Edited by Roger D. Woodard
Publisher: Cambridge University Press
Print Publication Year: 2008
Online Publication Date:September 2009
Chapter DOI: http://dx.doi.org/10.1017/CBO9780511486845.007
HISTORICAL AND CULTURAL CONTEXTS
Palaic was once the spoken language of the land of Palā, generally agreed to have been located to the northwest of Hittite territory across the Halys River (modern Kizil Irmak) in what is now north central Turkey. The country name is surely reflected in the later classical Blaëne and Paphlagonia. Palaic is attested in scarcely a dozen ritual fragments from the cuneiform archives of the ancient Hittite capital Hattuša (modern Boğazköy). The documents are contemporary with the Hittite (sixteenth to thirteenth centuries BC), including a couple of manuscripts from the Old Hittite period.
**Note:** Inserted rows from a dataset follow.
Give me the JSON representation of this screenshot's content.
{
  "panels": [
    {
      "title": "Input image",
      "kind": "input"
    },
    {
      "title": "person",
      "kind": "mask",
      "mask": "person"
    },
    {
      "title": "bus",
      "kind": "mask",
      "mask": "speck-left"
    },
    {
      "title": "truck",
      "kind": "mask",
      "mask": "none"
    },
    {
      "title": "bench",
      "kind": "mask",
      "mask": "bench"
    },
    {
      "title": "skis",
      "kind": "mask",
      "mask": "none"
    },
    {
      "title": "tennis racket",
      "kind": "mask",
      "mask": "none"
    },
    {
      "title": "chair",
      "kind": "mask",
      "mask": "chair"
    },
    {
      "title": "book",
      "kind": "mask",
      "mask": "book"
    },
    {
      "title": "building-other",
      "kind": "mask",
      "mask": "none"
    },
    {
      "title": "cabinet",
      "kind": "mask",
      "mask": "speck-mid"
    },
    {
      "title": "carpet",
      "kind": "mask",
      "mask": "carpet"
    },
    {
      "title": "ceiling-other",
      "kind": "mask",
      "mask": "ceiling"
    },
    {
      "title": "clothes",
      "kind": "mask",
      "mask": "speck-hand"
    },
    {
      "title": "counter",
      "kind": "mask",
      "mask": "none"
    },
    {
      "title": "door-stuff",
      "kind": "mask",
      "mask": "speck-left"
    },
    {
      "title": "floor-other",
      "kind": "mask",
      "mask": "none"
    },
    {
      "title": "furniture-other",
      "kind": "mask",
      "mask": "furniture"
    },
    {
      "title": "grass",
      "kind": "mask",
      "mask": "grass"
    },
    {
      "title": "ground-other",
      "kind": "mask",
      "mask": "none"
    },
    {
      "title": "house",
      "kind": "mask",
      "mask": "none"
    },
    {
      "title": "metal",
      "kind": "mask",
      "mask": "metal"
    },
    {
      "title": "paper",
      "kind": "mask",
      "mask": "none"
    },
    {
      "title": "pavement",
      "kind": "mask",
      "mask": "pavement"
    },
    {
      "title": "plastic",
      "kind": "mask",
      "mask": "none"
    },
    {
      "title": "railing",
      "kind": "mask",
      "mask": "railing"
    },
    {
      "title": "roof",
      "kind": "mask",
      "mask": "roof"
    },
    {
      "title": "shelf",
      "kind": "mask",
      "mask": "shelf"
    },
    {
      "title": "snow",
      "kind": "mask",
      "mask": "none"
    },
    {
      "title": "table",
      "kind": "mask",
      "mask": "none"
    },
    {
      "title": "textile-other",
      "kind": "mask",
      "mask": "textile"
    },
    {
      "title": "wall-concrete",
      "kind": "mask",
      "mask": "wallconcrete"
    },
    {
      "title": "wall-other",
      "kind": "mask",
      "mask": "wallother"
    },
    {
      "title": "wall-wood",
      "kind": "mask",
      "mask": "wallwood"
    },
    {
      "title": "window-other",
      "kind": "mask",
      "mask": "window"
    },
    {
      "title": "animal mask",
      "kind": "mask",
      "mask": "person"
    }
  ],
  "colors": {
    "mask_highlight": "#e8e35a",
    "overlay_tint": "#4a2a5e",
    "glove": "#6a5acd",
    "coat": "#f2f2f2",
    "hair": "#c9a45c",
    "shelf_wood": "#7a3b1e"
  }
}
What little Palaic we have owes its preservation to liturgical use by the Hittites, chiefly for the cult of the Hattic god Za/iparfa. Palā, mentioned in the Old Hittite Laws as one of the three divisions of the Hittite state along with Hatti and Luwiya, appears only rarely in later texts. Its decline in importance is sometimes attributed to the depredations of the Kaskeans, a people of the northern mountains who caused serious problems for the Hittites throughout their history. It is likely that Palaic was extinct as a spoken language by the thirteenth century, and it may well have been so by the time of our earliest texts in the sixteenth. The extremely sparse documentation makes all aspects of the following description provisional. Palaic is interpreted largely in light of the much better attested Hittite so far as the facts permit.